In the first half, the unemployment rate had risen to 7.2% which was the highest that the city recorded since 2004. However, things have taken a positive turn as the unemployment rate from July to September has dipped to 4.5%, which is the lowest since the COVID-19 pandemic hit last year and left industries gasping for survival. The professional and business services sector saw a lot of improvement in employment as the unemployment came down to 4.5% from 5% in the last quarter. The arts, entertainment, and recreation sector also saw the unemployment rate coming down to 6.8% from 8.8%, while the food services sector saw a dip to 2.4% from 2.8%. Hongkongers, now is the time to grab your opportunities and make the most of them!
Five new holidays
Several new laws and policies have been introduced in the last few months. The one that Hongkongers would be happy about is the introduction of five new statutory holidays. The legislators found a middle ground considering the interests of both the labour and business sectors, as well as the city’s overall economic situation to add five new statutory holidays to the existing list of 12, making it 17 overall. These holidays will be incorporated by 2030 with Buddha’s Birthday being the first (2022) under the Employment (Amendment) Bill 2021. Boxing Day and three days around Easter will then be added after every two years. Aren’t you excited that there will be five fewer working days by 2030?
Poverty rate reaches a 12-year high
The pandemic crippled Hong Kong’s economy. So much so, that the city’s poverty rate reached a 12-year high at 23.6% in 2020. As per the Hong Kong Poverty Situation Report 2020, 1.65 million people in Hong Kong were poor, which means one out of five people in the city couldn’t afford basic necessities. Despite the government’s efforts to alleviate poverty via cash and subsidies disbursed under the Anti-epidemic Fund, the population of those suffering poverty exceeded 550,000. Due to the government’s intervention, the poverty rate was brought down to 7.9% which could have been much worse because of the pandemic.

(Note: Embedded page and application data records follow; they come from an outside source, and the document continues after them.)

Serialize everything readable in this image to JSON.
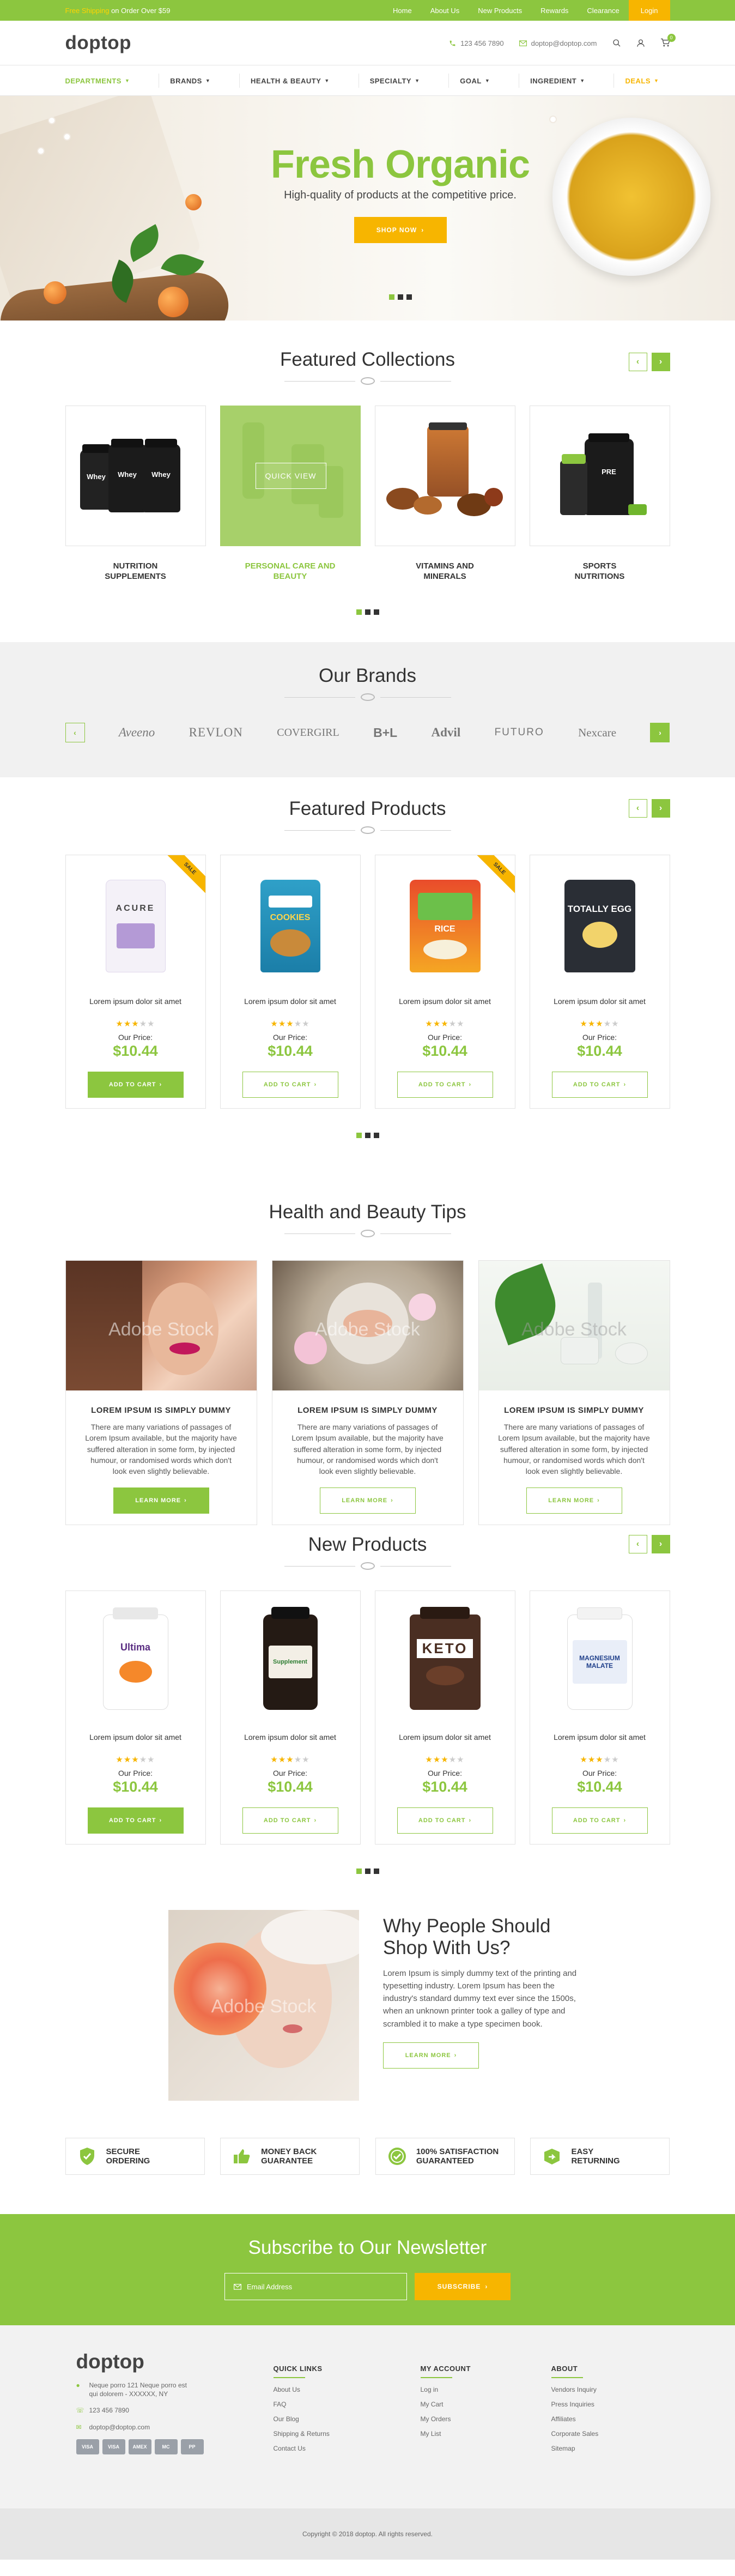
{
  "topbar": {
    "promo_highlight": "Free Shipping",
    "promo_rest": " on Order Over $59",
    "links": [
      "Home",
      "About Us",
      "New Products",
      "Rewards",
      "Clearance"
    ],
    "login": "Login"
  },
  "header": {
    "logo": "doptop",
    "phone": "123 456 7890",
    "email": "doptop@doptop.com",
    "cart_count": "0"
  },
  "nav": {
    "items": [
      "Departments",
      "Brands",
      "Health & Beauty",
      "Specialty",
      "Goal",
      "Ingredient",
      "Deals"
    ]
  },
  "hero": {
    "title": "Fresh Organic",
    "subtitle": "High-quality of products at the competitive price.",
    "cta": "Shop Now"
  },
  "collections": {
    "title": "Featured Collections",
    "quick_view": "Quick View",
    "items": [
      {
        "line1": "Nutrition",
        "line2": "Supplements"
      },
      {
        "line1": "Personal Care and",
        "line2": "Beauty"
      },
      {
        "line1": "Vitamins and",
        "line2": "Minerals"
      },
      {
        "line1": "Sports",
        "line2": "Nutritions"
      }
    ]
  },
  "brands": {
    "title": "Our Brands",
    "items": [
      "Aveeno",
      "REVLON",
      "COVERGIRL",
      "B+L",
      "Advil",
      "FUTURO",
      "Nexcare"
    ]
  },
  "featured_products": {
    "title": "Featured Products",
    "items": [
      {
        "name": "Lorem ipsum dolor sit amet",
        "price_label": "Our Price:",
        "price": "$10.44",
        "cta": "Add to Cart",
        "badge": "Sale",
        "brand_text": "ACURE"
      },
      {
        "name": "Lorem ipsum dolor sit amet",
        "price_label": "Our Price:",
        "price": "$10.44",
        "cta": "Add to Cart",
        "badge": "",
        "brand_text": "COOKIES"
      },
      {
        "name": "Lorem ipsum dolor sit amet",
        "price_label": "Our Price:",
        "price": "$10.44",
        "cta": "Add to Cart",
        "badge": "Sale",
        "brand_text": "RICE"
      },
      {
        "name": "Lorem ipsum dolor sit amet",
        "price_label": "Our Price:",
        "price": "$10.44",
        "cta": "Add to Cart",
        "badge": "",
        "brand_text": "TOTALLY EGG"
      }
    ]
  },
  "tips": {
    "title": "Health and Beauty Tips",
    "watermark": "Adobe Stock",
    "items": [
      {
        "title": "Lorem Ipsum Is Simply Dummy",
        "text": "There are many variations of passages of Lorem Ipsum available, but the majority have suffered alteration in some form, by injected humour, or randomised words which don't look even slightly believable.",
        "cta": "Learn More"
      },
      {
        "title": "Lorem Ipsum Is Simply Dummy",
        "text": "There are many variations of passages of Lorem Ipsum available, but the majority have suffered alteration in some form, by injected humour, or randomised words which don't look even slightly believable.",
        "cta": "Learn More"
      },
      {
        "title": "Lorem Ipsum Is Simply Dummy",
        "text": "There are many variations of passages of Lorem Ipsum available, but the majority have suffered alteration in some form, by injected humour, or randomised words which don't look even slightly believable.",
        "cta": "Learn More"
      }
    ]
  },
  "new_products": {
    "title": "New Products",
    "items": [
      {
        "name": "Lorem ipsum dolor sit amet",
        "price_label": "Our Price:",
        "price": "$10.44",
        "cta": "Add to Cart",
        "brand_text": "Ultima"
      },
      {
        "name": "Lorem ipsum dolor sit amet",
        "price_label": "Our Price:",
        "price": "$10.44",
        "cta": "Add to Cart",
        "brand_text": "Supplement"
      },
      {
        "name": "Lorem ipsum dolor sit amet",
        "price_label": "Our Price:",
        "price": "$10.44",
        "cta": "Add to Cart",
        "brand_text": "KETO"
      },
      {
        "name": "Lorem ipsum dolor sit amet",
        "price_label": "Our Price:",
        "price": "$10.44",
        "cta": "Add to Cart",
        "brand_text": "MAGNESIUM MALATE"
      }
    ]
  },
  "why": {
    "title": "Why People Should Shop With Us?",
    "text": "Lorem Ipsum is simply dummy text of the printing and typesetting industry. Lorem Ipsum has been the industry's standard dummy text ever since the 1500s, when an unknown printer took a galley of type and scrambled it to make a type specimen book.",
    "cta": "Learn More",
    "watermark": "Adobe Stock"
  },
  "features": [
    {
      "line1": "Secure",
      "line2": "Ordering"
    },
    {
      "line1": "Money Back",
      "line2": "Guarantee"
    },
    {
      "line1": "100% Satisfaction",
      "line2": "Guaranteed"
    },
    {
      "line1": "Easy",
      "line2": "Returning"
    }
  ],
  "newsletter": {
    "title": "Subscribe to Our Newsletter",
    "placeholder": "Email Address",
    "cta": "Subscribe"
  },
  "footer": {
    "logo": "doptop",
    "address": "Neque porro 121 Neque porro est qui dolorem - XXXXXX, NY",
    "phone": "123 456 7890",
    "email": "doptop@doptop.com",
    "cards": [
      "VISA",
      "VISA",
      "AMEX",
      "MC",
      "PP"
    ],
    "quick_links": {
      "title": "Quick Links",
      "items": [
        "About Us",
        "FAQ",
        "Our Blog",
        "Shipping & Returns",
        "Contact Us"
      ]
    },
    "my_account": {
      "title": "My Account",
      "items": [
        "Log in",
        "My Cart",
        "My Orders",
        "My List"
      ]
    },
    "about": {
      "title": "About",
      "items": [
        "Vendors Inquiry",
        "Press Inquiries",
        "Affiliates",
        "Corporate Sales",
        "Sitemap"
      ]
    },
    "copyright": "Copyright © 2018 doptop. All rights reserved."
  },
  "colors": {
    "accent": "#8cc63f",
    "cta": "#f7b500"
  }
}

While the first half of 2021 was quite forgettable, the second half of the year unfolded in a better manner. For sure, it hasn’t been as smooth as we would have wanted it to be, but we are just glad that it wasn’t as devastating as the previous one. The years 2021 and 2020 will always be synonymous with the time the world went on pause. Hopefully, next year will break that trend with more people getting vaccinated and the world slowly resuming its normal pace of life. Until then, stay safe and take all precautionary measures to prevent yourself and your loved ones.